The female singers in this performance are generally more assured than their male colleagues, ranging from Eline Vandenheede’s haughtily aristocratic Amaranta, Lara Marie Müller’s coquettish Nerina, Ema Nikolovska’s noble Celia, to Siân Dicker’s imperious Diana. Adam Maxey’s Melibeo is deeply and slyly authoritative, but Robert Lewis and Damian Arnold sound a little raw and strained, rather than securely serene and mellifluous as the lovers Fileno and Lindoro respectively. Matthew Palmer is a confident Perruchetto, though lacks a little roguish panache that would have made the role more truly idiosyncratic.Mian Shahmir Samee appears on stage, in character, Orpheus-like, to perform the flute solos in those arias which call for that instrument, to provide some musical enchantment amidst the busy goings-on.

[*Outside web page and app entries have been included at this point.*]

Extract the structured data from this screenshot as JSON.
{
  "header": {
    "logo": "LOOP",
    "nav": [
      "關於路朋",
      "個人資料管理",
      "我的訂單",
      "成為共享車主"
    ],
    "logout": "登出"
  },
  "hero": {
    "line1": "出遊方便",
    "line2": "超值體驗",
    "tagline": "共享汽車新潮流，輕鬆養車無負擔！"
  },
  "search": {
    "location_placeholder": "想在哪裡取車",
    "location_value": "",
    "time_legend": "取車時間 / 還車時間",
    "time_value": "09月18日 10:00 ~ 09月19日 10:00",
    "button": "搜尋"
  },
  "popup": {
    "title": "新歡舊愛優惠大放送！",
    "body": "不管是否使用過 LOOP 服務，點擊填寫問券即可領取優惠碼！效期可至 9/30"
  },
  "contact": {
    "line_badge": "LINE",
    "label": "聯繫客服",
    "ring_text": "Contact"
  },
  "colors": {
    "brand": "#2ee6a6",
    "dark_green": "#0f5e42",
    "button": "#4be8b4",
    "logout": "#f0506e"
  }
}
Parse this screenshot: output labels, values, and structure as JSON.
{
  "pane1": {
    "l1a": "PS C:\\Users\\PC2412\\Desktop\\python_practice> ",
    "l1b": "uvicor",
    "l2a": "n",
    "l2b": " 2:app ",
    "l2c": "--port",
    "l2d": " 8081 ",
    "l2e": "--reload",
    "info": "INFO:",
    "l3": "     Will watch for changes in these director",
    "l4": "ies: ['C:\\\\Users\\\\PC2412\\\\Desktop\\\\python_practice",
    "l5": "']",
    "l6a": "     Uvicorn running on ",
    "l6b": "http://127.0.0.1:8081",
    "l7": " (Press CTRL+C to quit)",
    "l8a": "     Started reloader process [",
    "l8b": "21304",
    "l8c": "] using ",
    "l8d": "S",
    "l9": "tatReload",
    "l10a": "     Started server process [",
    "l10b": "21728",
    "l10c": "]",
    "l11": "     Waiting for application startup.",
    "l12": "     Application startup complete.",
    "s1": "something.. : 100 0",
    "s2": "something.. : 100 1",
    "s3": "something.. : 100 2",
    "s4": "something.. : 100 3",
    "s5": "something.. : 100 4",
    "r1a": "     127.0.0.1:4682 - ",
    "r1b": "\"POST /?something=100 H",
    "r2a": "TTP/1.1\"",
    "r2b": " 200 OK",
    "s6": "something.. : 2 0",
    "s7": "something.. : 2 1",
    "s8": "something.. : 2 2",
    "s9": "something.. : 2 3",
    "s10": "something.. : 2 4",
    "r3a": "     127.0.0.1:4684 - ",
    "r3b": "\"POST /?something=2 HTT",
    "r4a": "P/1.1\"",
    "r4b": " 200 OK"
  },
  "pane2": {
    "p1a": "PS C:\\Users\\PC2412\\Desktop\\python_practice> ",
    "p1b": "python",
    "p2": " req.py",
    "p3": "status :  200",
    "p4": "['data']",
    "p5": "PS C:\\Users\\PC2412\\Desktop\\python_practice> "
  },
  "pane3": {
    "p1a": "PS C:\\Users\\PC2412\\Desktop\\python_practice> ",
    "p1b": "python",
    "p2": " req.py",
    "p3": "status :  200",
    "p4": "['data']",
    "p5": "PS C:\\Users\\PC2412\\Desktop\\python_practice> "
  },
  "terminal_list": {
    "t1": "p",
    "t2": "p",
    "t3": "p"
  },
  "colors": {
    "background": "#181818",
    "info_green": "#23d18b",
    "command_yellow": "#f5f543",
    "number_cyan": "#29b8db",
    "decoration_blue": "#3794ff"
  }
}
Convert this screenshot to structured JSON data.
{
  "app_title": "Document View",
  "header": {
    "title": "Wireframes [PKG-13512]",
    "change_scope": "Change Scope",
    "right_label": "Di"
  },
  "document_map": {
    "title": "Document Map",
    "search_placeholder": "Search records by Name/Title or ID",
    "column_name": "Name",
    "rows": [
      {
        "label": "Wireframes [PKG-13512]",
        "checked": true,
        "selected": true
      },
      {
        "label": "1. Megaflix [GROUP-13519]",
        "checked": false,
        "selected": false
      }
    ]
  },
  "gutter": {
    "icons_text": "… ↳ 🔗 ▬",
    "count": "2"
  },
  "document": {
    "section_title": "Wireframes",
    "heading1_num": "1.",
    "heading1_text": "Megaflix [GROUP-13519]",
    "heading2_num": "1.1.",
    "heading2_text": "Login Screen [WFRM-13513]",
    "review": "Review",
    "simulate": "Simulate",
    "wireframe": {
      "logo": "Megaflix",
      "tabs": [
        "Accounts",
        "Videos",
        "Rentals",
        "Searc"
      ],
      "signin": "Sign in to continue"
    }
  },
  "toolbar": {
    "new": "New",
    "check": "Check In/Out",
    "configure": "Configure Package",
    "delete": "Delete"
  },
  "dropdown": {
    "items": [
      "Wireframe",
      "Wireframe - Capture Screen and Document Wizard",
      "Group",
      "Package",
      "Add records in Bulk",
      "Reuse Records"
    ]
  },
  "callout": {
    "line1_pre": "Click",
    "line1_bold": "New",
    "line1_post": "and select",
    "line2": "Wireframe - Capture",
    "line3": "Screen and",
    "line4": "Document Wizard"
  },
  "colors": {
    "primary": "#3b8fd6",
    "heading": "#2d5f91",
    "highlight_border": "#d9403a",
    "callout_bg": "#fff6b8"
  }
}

Alice Farnham directs the Guildhall Orchestra and Chorus in a performance that teems with enthusiasm and energy, if somewhat imprecise in ensemble and tone at times, though their vigour impels the symphonic variety of Haydn’s score. It may not quite be Mozart – what is? – but notwithstanding that Gluck’s operatic reforms are not fully subsumed in this opera, the inspired craftsmanship of the music and its responsiveness to the dramatic situations charted make this a worthwhile endeavour, surely arousing the curiosity of those with any interest in the late 18th century operatic scene beyond Mozart.
- Further performances to November 11, with alternating casts